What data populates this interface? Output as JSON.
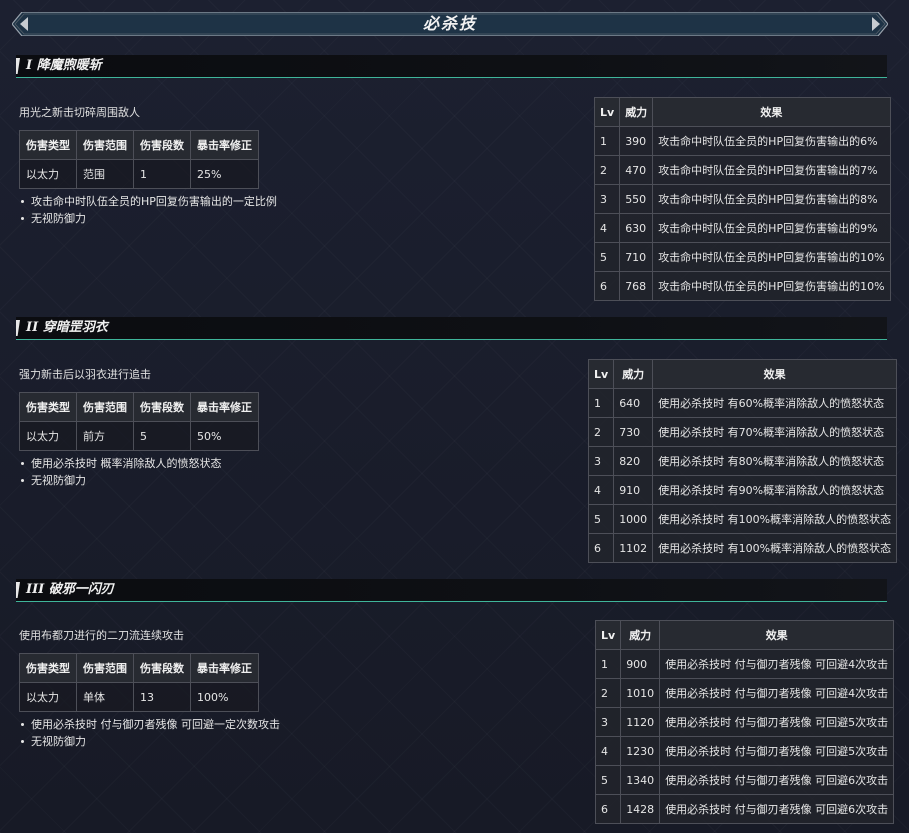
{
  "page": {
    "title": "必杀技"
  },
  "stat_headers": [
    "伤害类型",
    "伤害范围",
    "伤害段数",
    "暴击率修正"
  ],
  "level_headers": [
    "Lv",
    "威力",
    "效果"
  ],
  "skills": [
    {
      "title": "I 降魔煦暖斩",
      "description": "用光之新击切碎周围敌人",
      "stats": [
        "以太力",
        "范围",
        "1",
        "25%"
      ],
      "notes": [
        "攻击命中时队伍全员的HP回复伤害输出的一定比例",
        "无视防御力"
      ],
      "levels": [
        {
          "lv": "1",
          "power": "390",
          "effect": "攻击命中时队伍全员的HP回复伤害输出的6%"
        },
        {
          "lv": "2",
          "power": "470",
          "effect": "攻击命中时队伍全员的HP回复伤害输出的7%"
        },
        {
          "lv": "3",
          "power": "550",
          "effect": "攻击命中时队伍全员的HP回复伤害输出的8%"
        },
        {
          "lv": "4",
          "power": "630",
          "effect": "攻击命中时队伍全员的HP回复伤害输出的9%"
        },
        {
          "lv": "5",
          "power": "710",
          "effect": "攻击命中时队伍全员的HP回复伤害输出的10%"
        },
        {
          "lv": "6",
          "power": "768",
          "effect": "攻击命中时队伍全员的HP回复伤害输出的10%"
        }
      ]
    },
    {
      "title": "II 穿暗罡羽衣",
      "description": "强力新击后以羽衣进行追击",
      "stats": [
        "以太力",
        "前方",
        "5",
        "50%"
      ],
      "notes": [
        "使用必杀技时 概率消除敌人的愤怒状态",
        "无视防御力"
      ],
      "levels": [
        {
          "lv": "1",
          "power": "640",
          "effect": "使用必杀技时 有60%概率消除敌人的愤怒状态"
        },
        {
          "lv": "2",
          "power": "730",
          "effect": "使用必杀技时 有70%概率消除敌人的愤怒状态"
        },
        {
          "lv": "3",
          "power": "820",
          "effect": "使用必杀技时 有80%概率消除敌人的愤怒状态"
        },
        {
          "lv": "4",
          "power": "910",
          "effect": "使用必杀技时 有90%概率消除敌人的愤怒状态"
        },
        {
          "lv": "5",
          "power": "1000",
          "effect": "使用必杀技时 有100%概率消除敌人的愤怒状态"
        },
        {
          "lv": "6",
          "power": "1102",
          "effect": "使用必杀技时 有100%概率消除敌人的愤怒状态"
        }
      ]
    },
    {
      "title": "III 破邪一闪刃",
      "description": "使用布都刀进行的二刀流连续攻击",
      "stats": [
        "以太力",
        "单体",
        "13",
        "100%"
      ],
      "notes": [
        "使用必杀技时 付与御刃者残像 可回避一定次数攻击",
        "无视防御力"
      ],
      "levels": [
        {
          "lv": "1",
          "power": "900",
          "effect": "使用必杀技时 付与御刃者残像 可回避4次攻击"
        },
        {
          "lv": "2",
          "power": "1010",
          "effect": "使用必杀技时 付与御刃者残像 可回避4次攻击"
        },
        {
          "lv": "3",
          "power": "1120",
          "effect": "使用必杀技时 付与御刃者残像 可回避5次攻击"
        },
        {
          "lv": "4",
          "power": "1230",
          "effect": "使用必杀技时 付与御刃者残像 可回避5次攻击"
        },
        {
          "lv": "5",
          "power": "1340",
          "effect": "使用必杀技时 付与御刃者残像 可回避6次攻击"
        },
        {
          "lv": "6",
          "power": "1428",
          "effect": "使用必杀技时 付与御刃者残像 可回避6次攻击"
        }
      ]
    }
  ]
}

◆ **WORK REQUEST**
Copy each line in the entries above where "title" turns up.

◆ **ANSWER BOX**
    "title": "必杀技"
      "title": "I 降魔煦暖斩",
      "title": "II 穿暗罡羽衣",
      "title": "III 破邪一闪刃",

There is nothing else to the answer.